Estate Tax. Currently, H.R. 1 doubles the estate tax exemption through 2027 but does not repeal the tax. Without the estate tax, most taxpayers would not pay any federal taxes on unrealized gains of stock, real estate, and inheritances. Only 0.2 percent of estates nationally and 200 Colorado estates owed any estate taxes last year. Doubling the exemption is projected to limit estate taxes to about 70 Colorado estates.  

The estate tax is also an important incentive for charitable bequests and large gifts that reduce tax liability for wealthy taxpayers. Colorado’s nonprofits have received over $925 million in gifts of $1 million or more since 2005. In 2010, the tax was not in effect and charitable bequests declined by 37%. In 2011, bequests grew by 92% with the estate tax back in effect. The Tax Policy Center estimated a $4 billion reduction in bequests if the estate tax were repealed.

Other giving incentives. H.R.1  allows taxpayers to donate up to 60 percent of their Adjusted Gross Income (AGI) rather than 50 percent currently. This provision should encourage increased giving by itemizers but would not offset reduced giving due to the standard deduction increase,

The bill reduces federal revenues which also reduces many nonprofits' services. Reducing federal revenues and spending does not also reduce the needs of our communities. Rather than debating the efficiency and effectiveness of federal programs, this will trigger across-the-board cuts to programs that assist working families and support nonprofits’ services to Colorado’s communities. Nonprofits are asked to fill the gaps of leaner government with even fewer resources. 

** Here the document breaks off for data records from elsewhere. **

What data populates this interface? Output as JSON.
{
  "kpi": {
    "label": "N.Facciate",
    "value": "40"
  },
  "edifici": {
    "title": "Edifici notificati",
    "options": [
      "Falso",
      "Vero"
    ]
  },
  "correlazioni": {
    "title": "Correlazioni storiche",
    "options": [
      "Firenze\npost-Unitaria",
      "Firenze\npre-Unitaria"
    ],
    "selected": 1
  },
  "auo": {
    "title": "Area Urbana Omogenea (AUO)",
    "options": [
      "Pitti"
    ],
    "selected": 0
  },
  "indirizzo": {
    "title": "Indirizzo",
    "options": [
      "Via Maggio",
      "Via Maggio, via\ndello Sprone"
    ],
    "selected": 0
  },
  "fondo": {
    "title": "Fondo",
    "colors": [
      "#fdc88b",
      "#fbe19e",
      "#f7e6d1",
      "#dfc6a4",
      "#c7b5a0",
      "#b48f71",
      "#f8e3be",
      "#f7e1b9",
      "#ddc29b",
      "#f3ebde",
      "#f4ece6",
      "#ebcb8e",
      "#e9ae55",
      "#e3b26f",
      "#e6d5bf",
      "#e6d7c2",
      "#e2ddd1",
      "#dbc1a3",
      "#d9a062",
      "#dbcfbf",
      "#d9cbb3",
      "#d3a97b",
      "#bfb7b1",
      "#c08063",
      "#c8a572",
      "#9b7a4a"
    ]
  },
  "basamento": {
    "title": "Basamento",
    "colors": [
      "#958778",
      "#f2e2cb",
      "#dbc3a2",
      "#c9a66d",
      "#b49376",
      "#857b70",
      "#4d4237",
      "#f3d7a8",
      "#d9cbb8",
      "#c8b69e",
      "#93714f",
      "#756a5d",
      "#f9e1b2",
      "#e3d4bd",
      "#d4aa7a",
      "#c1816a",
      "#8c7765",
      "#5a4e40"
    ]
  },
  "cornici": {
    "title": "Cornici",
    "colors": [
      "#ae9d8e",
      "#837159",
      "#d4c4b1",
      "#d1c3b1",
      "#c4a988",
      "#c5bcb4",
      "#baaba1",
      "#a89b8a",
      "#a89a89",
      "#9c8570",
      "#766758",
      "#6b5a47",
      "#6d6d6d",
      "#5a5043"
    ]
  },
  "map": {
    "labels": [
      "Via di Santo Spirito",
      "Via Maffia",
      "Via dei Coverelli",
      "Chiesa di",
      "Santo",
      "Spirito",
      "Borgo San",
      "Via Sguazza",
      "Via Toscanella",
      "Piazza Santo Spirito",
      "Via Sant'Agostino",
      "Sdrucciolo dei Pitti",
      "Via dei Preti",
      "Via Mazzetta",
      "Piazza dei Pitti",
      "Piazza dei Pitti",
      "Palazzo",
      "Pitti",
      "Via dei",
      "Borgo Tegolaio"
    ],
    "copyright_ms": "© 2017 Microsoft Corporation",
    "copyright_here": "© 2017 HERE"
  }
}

The bill repeals the individual health insurance mandate. Repealing the individual mandate eliminates the penalty for individuals who lack health insurance coverage. The Congressional Budget Office estimates that this would reduce federal deficits by $338 billion, increase the number of uninsured by 13 million nationwide over the next decade, and increase average premiums in the nongroup market by10 percent.

This change is projected to decrease federal expenditures due to reduced use of individual subsidies and reduced enrollment in Medicaid. But it is projected to increase premiums because the non-group market would have fewer healthier people to ensure a diverse risk pool.  For nonprofits, this would increase the number of Colorado's uninsured and their health insurance costs, which likely increases demand for assistance from nonprofits.  

The bill taxes particular activities to raise revenue from the tax-exempt nonprofit sector. The bill takes away revenues from many nonprofits' services by taxing high executive compensation, investment income of private colleges, and multiple unrelated trades or businesses individually.